Verilog code for 4×1 multiplexer using structural modeling
To start with the design code, we’ll first define the modules for AND, OR, and NOT gates.
The declaration of the AND gate is shown below. The name of the module is and_gate. The input and output can be defined either along the port-list or separately in the next line. There is no need to specify the data-type of the signals since we are coding in the structural style.
module and_gate(output a, input b, c, d);
assign statement, write down the logical expression for AND gate.
assign a = b & c & d;
The end of the module is marked by
Repeat the above for the rest of the gates=>
module not_gate(output f, input e); assign e = ~ f; endmodule
module or_gate(output l, input m, n, o, p); assign l = m | n | o | p; endmodule
You may notice the names of the input and output variables are different from each of the modules. This ensures no mixing up of signals during the simulation of the circuit.
Time for us to combine these three gates to form a 4:1 MUX. This is called the module instantiation. First, start with the name of the module (defined and declared above) and write the name of the instance of your choice. The port-list will contain the output signals, followed by the input ones.
and_gate u3(T1, a, s0bar, s1bar);
- Here, the module used: and_gate
- Name of the instance: u3
- Output variable: T1 (which is an intermediate signal defined as a wire)
- Input variable:
Repeat the same for the rest of the instances.
not_gate u1(s1bar, s1); not_gate u2(s0bar, s0); and_gate u3(T1, a, s0bar, s1bar); and_gate u4(T2, b, s0, s1bar); and_gate u5(T3, c, s0bar, s1); and_gate u6(T4, d, s0, s1); or_gate u7(out, T1, T2, T3, T4);
Final structural code:
module and_gate(output a, input b, c, d); assign a = b & c & d; endmodule module not_gate(output f, input e); assign e = ~ f; endmodule module or_gate(output l, input m, n, o, p); assign l = m | n | o | p; endmodule module m41(out, a, b, c, d, s0, s1); output out; input a, b, c, d, s0, s1; wire s0bar, s1bar, T1, T2, T3; not_gate u1(s1bar, s1); not_gate u2(s0bar, s0); and_gate u3(T1, a, s0bar, s1bar); and_gate u4(T2, b, s0, s1bar); and_gate u5(T3, c, s0bar, s1); and_gate u6(T4, d, s0, s1); or_gate u7(out, T1, T2, T3, T4); endmodule

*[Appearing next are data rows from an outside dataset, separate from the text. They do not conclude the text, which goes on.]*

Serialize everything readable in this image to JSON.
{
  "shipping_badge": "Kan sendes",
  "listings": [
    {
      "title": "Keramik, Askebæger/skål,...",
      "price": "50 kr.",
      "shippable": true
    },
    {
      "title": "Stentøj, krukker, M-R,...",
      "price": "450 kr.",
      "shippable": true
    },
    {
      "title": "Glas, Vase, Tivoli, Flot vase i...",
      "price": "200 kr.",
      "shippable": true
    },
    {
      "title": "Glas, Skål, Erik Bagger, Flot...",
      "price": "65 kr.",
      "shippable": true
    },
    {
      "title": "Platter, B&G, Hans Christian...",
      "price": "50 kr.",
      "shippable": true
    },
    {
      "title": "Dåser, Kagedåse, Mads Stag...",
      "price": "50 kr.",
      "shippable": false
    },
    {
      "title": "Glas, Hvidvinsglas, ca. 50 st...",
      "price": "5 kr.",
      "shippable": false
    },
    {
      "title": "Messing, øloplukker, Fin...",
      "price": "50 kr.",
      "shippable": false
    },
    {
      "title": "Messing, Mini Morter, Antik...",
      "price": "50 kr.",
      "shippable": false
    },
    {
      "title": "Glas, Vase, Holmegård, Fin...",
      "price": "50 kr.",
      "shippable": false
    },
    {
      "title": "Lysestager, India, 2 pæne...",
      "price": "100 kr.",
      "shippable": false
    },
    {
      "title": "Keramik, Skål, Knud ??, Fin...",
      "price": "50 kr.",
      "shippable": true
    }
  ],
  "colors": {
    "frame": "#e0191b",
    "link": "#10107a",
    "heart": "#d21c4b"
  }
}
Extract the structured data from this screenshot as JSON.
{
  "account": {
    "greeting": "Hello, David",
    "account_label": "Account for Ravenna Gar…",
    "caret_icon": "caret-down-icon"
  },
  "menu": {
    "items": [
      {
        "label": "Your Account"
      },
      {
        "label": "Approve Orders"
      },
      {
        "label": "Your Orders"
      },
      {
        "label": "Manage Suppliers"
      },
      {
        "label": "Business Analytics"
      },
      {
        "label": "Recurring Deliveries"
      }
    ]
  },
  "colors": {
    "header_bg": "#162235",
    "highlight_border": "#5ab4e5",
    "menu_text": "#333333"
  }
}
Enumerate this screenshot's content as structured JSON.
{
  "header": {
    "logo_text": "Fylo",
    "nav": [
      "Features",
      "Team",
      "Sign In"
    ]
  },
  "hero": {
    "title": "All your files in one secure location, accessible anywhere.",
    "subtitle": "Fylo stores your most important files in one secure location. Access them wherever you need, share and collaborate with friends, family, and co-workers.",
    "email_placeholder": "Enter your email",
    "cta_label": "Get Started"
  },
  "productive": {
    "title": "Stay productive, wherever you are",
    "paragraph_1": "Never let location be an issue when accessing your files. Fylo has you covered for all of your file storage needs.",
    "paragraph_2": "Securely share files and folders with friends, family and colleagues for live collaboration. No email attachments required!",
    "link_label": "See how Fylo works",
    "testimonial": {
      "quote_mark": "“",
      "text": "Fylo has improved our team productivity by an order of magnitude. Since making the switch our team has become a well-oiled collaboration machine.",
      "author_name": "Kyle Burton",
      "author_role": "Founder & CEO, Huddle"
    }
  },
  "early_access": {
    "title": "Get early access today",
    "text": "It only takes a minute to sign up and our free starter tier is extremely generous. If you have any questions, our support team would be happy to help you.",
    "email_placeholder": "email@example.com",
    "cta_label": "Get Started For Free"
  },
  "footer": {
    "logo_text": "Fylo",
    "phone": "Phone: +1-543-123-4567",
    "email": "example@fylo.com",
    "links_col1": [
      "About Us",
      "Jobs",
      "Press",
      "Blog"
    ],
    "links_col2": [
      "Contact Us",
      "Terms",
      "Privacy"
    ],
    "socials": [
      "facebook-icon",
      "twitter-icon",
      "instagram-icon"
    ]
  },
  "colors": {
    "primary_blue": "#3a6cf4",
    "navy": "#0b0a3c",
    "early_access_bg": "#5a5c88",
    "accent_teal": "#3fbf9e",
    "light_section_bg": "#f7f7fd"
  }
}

You can see each instantiate represents a particular functionality, comprising different logic gates.
Testbench for 4×1 mux using Verilog
A testbench is an HDL code that allows you to provide a set of stimuli input to test the functionality and wide-range of plausible inputs for support to a system. Check out this post to learn how to write the testbench via our step-by-step instructions.
The name of the module: top
Output variable: out
Input variables: a, b, c, d
Select lines: s0, s1
Name of the module instance: name
module top; wire out; reg a; reg b; reg c; reg d; reg s0, s1; m41 name(.out(out), .a(a), .b(b), .c(c), .d(d), .s0(s0), .s1(s1)); initial begin a=1'b0; b=1'b0; c=1'b0; d=1'b0; s0=1'b0; s1=1'b0; #500 $finish; end always #40 a=~a; always #20 b=~b; always #10 c=~c; always #5 d=~d; always #80 s0=~s0; always #160 s1=~s1; always@(a or b or c or d or s0 or s1) $monitor("At time = %t, Output = %d", $time, out); endmodule;